[Website and app data records]
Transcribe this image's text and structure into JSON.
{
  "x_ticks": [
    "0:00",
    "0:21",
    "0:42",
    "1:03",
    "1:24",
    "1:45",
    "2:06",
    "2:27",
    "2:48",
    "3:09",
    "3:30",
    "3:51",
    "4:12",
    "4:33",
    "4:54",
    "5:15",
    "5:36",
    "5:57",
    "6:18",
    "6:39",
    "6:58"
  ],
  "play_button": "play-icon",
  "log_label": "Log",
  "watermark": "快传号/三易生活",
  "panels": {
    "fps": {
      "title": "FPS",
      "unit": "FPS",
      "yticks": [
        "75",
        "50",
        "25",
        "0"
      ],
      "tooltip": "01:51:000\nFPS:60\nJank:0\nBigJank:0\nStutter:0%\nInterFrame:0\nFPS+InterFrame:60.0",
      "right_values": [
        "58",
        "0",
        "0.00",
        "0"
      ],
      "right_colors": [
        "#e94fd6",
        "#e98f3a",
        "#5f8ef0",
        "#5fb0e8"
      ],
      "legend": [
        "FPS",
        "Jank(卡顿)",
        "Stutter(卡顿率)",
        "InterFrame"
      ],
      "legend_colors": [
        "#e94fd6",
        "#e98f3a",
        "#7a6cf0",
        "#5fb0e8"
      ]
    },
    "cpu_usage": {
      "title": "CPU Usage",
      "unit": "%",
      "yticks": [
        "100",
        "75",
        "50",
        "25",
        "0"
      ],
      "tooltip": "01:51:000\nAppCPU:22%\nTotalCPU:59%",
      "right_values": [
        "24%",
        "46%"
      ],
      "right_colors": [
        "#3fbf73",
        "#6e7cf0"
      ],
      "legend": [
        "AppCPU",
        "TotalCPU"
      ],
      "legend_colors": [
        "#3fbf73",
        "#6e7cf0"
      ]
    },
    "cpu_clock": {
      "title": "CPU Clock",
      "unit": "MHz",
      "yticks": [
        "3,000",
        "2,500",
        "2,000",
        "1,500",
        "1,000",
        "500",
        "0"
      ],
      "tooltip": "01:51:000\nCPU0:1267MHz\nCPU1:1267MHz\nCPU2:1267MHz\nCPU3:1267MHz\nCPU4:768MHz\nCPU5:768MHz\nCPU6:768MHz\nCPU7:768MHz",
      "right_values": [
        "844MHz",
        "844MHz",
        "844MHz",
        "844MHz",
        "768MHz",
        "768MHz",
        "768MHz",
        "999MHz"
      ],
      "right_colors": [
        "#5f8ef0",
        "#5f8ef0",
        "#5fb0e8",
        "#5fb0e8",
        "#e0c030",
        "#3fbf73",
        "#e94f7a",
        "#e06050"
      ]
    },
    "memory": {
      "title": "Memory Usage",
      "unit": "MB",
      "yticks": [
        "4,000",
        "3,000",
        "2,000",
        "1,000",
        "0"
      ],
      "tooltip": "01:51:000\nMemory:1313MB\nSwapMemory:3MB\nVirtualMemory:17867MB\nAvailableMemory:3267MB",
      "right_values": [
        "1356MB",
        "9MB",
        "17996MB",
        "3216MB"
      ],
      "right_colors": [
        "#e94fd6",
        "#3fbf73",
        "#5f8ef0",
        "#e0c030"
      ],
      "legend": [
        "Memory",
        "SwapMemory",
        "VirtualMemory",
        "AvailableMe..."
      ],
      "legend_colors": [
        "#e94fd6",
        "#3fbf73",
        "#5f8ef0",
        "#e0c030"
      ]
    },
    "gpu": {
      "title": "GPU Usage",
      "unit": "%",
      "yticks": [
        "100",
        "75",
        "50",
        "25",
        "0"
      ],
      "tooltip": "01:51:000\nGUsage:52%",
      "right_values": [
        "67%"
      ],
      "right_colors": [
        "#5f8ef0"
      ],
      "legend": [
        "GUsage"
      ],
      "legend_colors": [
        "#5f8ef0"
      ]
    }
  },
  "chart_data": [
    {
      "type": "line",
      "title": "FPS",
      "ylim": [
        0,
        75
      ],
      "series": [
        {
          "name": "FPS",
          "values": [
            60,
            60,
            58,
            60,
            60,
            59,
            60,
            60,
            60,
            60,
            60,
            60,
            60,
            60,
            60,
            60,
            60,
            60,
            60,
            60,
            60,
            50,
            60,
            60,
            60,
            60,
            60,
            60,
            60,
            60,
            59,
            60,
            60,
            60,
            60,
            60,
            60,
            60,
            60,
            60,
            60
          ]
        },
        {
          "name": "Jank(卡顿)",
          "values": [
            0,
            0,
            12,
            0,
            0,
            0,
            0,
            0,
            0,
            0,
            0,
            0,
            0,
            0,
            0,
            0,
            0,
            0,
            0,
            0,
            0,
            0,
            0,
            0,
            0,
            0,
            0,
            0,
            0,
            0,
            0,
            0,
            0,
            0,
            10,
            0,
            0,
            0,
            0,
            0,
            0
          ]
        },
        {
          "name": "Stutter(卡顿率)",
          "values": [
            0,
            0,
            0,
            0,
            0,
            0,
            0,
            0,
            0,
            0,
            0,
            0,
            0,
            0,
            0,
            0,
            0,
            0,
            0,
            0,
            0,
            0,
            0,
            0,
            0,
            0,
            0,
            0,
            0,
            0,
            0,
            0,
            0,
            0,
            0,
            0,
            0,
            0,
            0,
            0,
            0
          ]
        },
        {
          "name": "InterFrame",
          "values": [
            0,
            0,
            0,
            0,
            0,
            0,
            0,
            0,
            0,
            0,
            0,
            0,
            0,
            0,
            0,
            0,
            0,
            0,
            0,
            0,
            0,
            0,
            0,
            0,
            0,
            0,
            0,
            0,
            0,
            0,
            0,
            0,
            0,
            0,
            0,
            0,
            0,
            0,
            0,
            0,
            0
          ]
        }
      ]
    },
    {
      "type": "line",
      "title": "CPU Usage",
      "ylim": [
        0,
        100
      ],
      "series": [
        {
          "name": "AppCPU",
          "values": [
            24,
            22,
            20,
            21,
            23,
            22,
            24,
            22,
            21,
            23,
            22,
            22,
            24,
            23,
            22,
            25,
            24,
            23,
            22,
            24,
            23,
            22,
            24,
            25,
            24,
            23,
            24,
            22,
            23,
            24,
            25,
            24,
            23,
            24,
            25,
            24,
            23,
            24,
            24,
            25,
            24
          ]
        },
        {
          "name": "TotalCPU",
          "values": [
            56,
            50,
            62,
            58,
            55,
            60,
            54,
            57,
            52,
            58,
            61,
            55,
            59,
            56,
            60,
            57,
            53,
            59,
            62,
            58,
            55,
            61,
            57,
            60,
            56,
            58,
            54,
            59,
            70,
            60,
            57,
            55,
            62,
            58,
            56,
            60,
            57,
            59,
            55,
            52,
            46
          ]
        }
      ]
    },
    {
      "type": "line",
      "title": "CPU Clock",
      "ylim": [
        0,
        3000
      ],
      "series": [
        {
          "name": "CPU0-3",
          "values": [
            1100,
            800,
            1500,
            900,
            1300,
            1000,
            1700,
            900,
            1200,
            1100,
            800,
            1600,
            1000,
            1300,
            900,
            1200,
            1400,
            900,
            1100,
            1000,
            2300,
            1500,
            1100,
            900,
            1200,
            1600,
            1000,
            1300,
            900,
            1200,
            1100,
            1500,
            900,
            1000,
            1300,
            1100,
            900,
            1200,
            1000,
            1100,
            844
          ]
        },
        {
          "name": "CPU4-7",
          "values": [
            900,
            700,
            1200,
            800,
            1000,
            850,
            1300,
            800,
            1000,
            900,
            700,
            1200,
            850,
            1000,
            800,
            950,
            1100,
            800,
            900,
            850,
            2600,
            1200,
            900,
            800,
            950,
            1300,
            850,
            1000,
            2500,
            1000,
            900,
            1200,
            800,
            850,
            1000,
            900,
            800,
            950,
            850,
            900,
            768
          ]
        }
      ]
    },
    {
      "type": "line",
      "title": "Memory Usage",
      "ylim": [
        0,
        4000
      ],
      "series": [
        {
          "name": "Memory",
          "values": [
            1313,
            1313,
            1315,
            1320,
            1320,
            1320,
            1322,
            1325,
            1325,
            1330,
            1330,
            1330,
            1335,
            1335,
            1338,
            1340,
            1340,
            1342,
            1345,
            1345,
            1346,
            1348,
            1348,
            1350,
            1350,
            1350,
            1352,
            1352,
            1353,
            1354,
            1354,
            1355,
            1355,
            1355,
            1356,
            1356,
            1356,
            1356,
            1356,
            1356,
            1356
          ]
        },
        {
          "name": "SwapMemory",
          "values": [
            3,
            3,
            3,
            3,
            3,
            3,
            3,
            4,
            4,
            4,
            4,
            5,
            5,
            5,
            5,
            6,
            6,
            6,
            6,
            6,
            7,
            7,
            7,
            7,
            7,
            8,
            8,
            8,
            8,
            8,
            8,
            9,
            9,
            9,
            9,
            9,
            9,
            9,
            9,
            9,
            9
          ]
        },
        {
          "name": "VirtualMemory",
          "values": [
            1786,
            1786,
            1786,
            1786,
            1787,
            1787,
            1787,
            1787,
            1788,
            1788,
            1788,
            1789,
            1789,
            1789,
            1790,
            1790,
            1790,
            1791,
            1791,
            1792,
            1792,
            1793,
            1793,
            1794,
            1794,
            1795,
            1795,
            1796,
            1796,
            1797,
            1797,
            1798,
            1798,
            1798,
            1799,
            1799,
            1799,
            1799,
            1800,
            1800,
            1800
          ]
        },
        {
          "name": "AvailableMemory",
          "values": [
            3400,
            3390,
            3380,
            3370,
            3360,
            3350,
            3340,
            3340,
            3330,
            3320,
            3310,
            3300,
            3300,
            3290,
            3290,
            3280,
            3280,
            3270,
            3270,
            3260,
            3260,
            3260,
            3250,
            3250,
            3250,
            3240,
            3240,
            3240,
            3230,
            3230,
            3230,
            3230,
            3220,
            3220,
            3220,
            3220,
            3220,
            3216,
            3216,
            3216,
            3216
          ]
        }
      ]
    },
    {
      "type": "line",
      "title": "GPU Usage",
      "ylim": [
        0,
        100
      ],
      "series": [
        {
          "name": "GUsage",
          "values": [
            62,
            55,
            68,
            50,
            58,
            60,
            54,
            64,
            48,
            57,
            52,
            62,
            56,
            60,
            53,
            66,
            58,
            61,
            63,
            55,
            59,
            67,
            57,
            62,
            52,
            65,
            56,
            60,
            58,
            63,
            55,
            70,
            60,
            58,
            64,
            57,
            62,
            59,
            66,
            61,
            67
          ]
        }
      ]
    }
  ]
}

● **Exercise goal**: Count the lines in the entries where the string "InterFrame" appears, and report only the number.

● **Answer section**: 3